Required work: Show, in full, each line of the data that contains "메타데이터".

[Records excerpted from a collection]
* * *

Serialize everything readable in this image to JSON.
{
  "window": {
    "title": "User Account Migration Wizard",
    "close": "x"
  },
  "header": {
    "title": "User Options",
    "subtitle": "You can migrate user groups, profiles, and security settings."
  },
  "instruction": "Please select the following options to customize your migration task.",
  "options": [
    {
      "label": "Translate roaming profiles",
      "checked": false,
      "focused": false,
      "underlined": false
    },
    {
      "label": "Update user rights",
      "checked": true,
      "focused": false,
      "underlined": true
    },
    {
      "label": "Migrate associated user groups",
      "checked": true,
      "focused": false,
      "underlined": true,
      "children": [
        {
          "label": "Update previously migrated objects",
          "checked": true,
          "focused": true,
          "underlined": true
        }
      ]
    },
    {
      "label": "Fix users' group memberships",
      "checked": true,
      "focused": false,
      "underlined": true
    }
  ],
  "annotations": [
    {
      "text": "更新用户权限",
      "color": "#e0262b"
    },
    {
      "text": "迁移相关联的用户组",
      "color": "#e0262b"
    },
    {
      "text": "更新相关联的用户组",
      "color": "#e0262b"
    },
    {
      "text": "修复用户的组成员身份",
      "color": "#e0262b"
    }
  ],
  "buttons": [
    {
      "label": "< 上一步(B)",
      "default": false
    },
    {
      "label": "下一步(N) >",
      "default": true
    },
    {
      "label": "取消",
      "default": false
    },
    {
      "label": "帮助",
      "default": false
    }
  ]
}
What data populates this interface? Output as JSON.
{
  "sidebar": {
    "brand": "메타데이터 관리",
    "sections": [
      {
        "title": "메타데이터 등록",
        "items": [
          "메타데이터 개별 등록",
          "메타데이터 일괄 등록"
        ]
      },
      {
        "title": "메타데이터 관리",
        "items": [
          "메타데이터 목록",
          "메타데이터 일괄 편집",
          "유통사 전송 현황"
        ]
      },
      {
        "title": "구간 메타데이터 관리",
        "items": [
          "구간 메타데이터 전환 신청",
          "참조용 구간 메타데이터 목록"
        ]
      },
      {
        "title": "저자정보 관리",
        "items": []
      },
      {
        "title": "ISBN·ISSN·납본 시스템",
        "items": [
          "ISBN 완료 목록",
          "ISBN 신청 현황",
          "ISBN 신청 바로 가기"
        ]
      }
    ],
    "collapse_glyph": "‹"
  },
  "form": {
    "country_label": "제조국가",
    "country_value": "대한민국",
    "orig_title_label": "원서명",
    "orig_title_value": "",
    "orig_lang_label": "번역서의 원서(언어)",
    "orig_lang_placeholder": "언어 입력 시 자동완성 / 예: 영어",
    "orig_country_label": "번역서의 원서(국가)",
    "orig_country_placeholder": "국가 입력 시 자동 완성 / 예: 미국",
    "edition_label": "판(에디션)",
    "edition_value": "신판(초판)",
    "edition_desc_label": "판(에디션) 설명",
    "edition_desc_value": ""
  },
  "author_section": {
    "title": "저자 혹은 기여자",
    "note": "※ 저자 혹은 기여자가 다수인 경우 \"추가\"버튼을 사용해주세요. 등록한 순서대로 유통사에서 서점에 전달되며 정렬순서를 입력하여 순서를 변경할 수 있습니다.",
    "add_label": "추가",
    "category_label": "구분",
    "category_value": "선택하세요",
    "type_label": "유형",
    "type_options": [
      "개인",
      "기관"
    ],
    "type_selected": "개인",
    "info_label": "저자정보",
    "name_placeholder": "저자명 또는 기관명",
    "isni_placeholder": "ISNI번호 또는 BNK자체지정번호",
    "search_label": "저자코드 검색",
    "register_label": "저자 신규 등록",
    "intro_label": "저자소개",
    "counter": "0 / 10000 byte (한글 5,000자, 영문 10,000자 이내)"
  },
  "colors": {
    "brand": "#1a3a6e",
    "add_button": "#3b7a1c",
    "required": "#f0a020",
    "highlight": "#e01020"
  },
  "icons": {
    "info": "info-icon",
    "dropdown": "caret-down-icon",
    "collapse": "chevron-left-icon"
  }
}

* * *

Output of the exercise:
    "brand": "메타데이터 관리",
        "title": "메타데이터 등록",
          "메타데이터 개별 등록",
          "메타데이터 일괄 등록"
        "title": "메타데이터 관리",
          "메타데이터 목록",
          "메타데이터 일괄 편집",
        "title": "구간 메타데이터 관리",
          "구간 메타데이터 전환 신청",
          "참조용 구간 메타데이터 목록"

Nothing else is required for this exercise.